How will Brexit affect the UK retail environment?

  • In the short-term, the drop in the value of Sterling as against other major currencies is expected to produce increased retail sales, particularly from tourists visiting London; and
  • In the longer-term, UK fashion retail will be affected by the conditions of the wider economy, particularly if production is carried overseas. 

Will my employees who are EU citizens from outside the UK be able to work and live in the UK?

  • One of the most significant changes that has been mooted concerns immigration and residency rights in the UK for non-UK citizens. This is of particular interest in the retail environment where businesses rely heavily on migrant workers, particularly in warehouses and distribution centres; and
  • Like any other EU Member State, the UK presently permits any EU citizen to work and live in the UK under the "free movement of people" principle. EU citizens who have lived in the UK for more than five years may also have stronger permanent residency rights. If the UK stays in the EU Single Market, then part of the price for doing so may mean that the UK continues to abide by the free movement of people principle meaning that the present situation will not change. However, if it does not, then changes to immigration policies may affect the employment of both key employees and the many retail workers who are EU citizens who may need permission to work and live in the UK. 

How will my IP be affected?

  • The UK has not yet decided what sort of IP regime it should have after Brexit;
  • Currently, many businesses in the fashion and luxury sectors use a variety of IP rights to protect their goods and businesses. Some of these apply EU-wide, such as the European Union Trade Mark (EUTMs) (formerly called CTMs) and Registered and Unregistered Community Designs. Whilst the UK has a robust and effective IP protection and enforcement regime which is considered to be one of the best in the world, these EU-wide rights will cease to apply in the UK after Brexit. National IP rights will be unaffected; and 
  • Much will depend on the larger economic choices made by the UK government, but it is likely that it may institute some form of a program of re-registration or re-validation of EU-wide rights in the UK so as to ensure that business will continue unaffected.  However, no such plans have yet been published and in the interim, we advise businesses to retain their existing UK IP rights, and to seek advice regarding specific UK IP protection for key brands or IP assets if needed. 

Risk of relocation of businesses

  • The UK's creative, education, retail and media fashion businesses have helped to cement its reputation (and, in particular, that of London) as a centre for fashion excellence.

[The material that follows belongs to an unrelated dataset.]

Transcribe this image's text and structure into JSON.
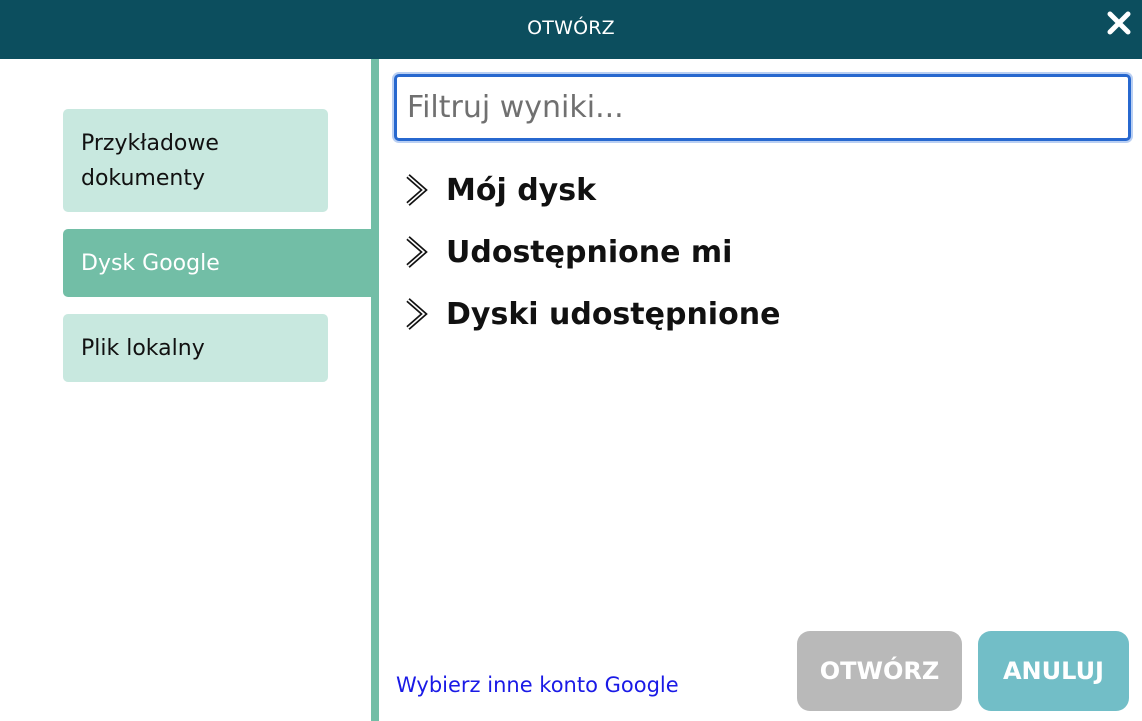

The UK's luxury brands sector is growing apace, building off an aura of British quality and excellence. Whilst businesses may be reluctant to lose this, Brexit could lead major fashion and luxury brands to reconsider whether their businesses, or significant parts of them, should be located in the UK. They may choose to relocate production facilities elsewhere in the EU, or to downgrade or limit their UK operations and upgrade operations elsewhere. At the very least, UK-based businesses may need to build up a presence or key relationships in other EU member states.

As recent events have demonstrated, there are no straightforward answers to any of these questions yet. We expect the uncertainty surrounding these arrangements to continue for some time. Close and continued monitoring of developments and where necessary lobbying and responding to government consultations on various options is likely to be useful in the longer run. More information about engaging with the relevant policy-makers is available at

Hogan Lovells' cross-sector fashion and luxury brands team can support you as part of this process. We aim to provide feedback, input and strategic advice on these issues. Our goal is to help you understand the potential legal and practical ramifications of Brexit and the post-Brexit environment so that your business prospers as a result of the changes that are to come.